Requirement:
Each line below that holds the word "JSON" counts once. Say how many such lines there are, and no more.

Records:
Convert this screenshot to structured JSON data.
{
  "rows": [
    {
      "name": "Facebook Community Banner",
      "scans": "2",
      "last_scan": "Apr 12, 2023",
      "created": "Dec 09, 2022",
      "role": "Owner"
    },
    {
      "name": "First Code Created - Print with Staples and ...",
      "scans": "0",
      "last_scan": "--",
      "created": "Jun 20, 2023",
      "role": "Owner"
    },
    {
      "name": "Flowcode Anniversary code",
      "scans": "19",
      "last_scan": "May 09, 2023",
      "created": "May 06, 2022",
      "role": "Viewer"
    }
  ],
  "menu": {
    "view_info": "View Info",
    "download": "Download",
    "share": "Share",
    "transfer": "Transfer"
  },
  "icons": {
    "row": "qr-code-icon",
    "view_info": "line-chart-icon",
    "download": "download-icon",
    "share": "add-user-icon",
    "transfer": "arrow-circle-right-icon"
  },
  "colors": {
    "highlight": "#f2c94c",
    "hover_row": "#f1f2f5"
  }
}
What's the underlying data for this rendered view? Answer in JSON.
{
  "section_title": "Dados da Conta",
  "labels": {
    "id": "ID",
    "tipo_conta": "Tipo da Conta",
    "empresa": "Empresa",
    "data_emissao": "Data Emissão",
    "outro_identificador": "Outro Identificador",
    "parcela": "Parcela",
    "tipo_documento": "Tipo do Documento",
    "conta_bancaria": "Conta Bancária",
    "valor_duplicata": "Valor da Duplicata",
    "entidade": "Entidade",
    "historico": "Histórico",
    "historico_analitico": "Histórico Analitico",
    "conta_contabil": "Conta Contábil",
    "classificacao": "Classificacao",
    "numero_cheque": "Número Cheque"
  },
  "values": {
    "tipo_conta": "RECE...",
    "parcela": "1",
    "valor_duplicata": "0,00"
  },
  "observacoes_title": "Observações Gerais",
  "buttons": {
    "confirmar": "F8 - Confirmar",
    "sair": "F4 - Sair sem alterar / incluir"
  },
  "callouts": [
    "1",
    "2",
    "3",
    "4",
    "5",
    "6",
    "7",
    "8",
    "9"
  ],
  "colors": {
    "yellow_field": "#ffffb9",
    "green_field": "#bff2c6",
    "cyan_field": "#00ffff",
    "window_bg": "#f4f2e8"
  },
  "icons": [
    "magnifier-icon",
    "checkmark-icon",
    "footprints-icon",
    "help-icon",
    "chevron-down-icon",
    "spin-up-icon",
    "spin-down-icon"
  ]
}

Response area:
2